┌─ DATA RECORDS
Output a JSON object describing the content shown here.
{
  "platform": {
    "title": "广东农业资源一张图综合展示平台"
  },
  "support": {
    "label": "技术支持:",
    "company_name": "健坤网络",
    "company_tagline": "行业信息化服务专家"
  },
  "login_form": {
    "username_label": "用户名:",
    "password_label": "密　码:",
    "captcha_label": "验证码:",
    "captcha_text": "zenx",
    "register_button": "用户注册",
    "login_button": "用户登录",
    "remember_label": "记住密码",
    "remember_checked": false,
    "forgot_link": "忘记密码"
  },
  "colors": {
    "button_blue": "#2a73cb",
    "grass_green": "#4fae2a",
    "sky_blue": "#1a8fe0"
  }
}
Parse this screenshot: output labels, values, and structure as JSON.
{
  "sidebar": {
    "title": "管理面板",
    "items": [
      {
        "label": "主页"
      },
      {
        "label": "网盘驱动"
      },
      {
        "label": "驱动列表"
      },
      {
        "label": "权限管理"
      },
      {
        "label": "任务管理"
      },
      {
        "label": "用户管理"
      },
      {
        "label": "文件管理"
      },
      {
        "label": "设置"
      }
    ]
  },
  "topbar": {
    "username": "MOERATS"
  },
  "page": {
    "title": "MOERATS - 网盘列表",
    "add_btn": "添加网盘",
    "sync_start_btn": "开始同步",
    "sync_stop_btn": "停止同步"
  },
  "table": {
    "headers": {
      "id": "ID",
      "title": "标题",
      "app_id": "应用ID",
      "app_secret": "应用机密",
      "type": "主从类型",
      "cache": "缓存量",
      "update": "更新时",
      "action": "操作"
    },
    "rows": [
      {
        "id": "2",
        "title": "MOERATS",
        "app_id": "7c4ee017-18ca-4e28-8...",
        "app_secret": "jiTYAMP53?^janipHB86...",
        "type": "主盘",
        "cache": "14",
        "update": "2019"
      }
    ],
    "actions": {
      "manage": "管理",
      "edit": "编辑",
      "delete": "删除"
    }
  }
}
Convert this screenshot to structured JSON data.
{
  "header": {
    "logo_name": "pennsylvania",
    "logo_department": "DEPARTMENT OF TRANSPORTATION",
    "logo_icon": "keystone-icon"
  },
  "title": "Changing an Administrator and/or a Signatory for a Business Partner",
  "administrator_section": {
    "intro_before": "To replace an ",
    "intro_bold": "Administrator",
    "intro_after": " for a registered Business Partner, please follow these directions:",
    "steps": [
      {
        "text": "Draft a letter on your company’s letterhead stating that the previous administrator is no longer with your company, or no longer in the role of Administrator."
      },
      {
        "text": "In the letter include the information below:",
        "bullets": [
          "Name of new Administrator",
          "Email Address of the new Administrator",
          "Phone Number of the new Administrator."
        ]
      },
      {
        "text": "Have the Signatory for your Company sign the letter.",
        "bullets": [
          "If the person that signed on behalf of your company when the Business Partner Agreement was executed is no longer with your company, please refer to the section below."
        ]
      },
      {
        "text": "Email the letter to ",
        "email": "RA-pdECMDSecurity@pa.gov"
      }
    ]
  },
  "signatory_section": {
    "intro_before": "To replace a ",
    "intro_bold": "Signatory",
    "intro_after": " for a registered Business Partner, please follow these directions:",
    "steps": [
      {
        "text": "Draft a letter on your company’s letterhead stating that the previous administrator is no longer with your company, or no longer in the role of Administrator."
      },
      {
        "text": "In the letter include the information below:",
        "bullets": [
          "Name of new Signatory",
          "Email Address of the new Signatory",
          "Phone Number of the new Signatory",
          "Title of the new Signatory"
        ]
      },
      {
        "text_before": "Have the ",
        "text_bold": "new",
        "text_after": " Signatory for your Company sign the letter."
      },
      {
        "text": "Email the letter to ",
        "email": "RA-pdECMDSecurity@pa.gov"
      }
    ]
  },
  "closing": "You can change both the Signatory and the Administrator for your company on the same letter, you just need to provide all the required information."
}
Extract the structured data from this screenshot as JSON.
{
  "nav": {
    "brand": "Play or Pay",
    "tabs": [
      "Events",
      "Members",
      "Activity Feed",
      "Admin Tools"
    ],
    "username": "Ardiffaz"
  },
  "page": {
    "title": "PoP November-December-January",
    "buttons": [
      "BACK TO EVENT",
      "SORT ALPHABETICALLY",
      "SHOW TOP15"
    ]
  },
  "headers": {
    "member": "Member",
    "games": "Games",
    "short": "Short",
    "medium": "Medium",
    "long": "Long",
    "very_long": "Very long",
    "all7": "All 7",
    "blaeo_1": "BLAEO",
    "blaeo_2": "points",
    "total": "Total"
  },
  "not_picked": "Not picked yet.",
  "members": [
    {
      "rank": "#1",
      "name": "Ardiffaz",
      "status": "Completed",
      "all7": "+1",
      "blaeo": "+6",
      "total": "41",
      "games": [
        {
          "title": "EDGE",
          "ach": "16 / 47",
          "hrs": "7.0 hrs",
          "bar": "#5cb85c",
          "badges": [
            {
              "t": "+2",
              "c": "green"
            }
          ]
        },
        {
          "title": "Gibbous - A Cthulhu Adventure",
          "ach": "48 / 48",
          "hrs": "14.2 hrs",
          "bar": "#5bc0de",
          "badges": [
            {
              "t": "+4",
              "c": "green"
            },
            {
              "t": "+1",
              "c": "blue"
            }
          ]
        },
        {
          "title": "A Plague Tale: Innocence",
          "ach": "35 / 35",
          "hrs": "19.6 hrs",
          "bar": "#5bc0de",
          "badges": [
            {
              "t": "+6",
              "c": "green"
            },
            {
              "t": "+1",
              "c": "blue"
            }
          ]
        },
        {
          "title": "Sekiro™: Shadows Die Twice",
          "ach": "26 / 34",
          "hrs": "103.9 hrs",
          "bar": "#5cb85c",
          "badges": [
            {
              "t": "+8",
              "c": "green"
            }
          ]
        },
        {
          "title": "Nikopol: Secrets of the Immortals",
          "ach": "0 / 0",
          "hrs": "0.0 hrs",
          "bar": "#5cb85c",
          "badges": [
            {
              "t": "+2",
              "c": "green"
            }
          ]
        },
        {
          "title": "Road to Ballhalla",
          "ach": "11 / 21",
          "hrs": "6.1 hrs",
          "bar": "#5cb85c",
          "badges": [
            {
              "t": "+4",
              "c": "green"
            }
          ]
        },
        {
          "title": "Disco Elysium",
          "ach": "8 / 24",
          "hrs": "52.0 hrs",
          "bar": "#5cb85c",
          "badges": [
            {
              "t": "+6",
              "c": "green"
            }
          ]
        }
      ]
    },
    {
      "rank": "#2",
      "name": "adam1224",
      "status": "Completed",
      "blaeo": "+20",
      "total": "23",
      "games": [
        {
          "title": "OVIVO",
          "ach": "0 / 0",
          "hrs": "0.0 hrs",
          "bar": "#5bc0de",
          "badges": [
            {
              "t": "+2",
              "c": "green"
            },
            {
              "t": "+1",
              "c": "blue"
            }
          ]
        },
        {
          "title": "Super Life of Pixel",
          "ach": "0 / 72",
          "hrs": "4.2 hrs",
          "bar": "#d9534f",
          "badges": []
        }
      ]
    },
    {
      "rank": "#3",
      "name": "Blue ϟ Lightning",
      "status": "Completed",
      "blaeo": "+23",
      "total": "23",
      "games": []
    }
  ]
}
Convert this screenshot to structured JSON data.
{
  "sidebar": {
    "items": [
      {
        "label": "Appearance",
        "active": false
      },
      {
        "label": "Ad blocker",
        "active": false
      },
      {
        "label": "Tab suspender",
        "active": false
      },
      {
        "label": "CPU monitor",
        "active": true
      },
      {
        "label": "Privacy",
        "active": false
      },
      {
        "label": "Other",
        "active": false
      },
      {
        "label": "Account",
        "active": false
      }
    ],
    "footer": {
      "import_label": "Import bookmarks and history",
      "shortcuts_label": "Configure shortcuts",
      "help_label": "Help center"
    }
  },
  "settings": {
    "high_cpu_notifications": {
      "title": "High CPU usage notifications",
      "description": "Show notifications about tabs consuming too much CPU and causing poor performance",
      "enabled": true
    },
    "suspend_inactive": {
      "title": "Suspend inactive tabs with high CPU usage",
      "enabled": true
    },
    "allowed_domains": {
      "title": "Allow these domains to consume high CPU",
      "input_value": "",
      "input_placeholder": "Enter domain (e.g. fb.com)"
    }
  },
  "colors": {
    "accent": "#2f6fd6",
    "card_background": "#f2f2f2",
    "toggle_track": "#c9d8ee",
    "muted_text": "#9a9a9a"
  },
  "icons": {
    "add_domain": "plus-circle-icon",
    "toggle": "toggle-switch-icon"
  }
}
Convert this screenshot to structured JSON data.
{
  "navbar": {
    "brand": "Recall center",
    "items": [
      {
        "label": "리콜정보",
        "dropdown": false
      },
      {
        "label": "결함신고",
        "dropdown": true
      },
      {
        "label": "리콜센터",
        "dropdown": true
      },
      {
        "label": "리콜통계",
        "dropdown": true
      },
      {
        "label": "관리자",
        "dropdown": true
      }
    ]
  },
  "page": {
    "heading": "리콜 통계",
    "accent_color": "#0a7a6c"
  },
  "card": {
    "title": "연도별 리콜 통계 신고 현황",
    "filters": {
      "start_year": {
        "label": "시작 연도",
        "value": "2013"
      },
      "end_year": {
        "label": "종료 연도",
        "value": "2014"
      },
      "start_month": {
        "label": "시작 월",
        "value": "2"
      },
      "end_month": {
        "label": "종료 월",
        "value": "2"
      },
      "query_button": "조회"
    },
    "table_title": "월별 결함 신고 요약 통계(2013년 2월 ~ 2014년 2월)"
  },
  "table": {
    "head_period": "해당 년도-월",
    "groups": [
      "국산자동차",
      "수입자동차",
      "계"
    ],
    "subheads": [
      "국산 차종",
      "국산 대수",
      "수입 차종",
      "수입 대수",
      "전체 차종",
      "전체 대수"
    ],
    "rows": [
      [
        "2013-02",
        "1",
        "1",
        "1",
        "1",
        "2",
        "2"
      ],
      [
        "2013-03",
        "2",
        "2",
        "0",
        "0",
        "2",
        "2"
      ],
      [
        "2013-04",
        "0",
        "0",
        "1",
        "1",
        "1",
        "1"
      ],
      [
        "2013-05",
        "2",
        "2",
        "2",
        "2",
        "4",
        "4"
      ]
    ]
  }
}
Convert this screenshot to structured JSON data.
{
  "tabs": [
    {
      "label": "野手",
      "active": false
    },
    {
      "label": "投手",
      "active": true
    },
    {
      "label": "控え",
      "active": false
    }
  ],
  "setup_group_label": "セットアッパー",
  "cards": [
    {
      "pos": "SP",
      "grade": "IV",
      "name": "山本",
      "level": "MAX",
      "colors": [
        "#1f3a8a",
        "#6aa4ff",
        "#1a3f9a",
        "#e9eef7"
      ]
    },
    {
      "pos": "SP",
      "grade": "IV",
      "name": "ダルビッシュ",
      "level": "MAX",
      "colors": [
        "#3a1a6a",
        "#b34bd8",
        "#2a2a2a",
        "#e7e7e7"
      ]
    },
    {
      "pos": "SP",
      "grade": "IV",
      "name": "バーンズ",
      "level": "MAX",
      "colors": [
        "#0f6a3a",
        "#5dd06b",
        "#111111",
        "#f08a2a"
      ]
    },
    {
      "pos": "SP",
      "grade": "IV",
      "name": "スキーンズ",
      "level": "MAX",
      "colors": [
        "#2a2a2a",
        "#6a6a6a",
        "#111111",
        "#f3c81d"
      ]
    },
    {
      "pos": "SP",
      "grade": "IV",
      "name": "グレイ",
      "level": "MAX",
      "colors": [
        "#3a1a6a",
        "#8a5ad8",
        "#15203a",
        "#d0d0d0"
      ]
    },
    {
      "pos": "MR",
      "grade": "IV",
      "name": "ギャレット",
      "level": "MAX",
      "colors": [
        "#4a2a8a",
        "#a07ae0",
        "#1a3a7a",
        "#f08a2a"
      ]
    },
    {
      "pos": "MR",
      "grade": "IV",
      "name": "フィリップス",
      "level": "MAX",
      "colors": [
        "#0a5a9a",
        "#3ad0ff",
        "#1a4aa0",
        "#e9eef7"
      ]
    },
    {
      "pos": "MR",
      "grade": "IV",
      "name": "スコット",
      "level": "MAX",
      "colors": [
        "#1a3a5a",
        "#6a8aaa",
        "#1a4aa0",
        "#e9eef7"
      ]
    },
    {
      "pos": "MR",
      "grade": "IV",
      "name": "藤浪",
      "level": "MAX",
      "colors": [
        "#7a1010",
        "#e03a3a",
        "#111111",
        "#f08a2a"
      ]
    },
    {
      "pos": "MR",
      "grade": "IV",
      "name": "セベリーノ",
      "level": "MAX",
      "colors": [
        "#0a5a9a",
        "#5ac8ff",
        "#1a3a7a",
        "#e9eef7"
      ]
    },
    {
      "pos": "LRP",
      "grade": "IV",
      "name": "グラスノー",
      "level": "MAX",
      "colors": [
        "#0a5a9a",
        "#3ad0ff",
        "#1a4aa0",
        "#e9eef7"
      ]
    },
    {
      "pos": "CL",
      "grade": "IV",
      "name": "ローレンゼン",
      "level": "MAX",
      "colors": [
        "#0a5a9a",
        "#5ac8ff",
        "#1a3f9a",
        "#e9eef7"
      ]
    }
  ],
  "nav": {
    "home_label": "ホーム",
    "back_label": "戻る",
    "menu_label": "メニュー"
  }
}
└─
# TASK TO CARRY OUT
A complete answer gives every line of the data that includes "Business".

# RESULT OF THIS TASK
  "title": "Changing an Administrator and/or a Signatory for a Business Partner",
    "intro_after": " for a registered Business Partner, please follow these directions:",
          "If the person that signed on behalf of your company when the Business Partner Agreement was executed is no longer with your company, please refer to the section below."
    "intro_after": " for a registered Business Partner, please follow these directions:",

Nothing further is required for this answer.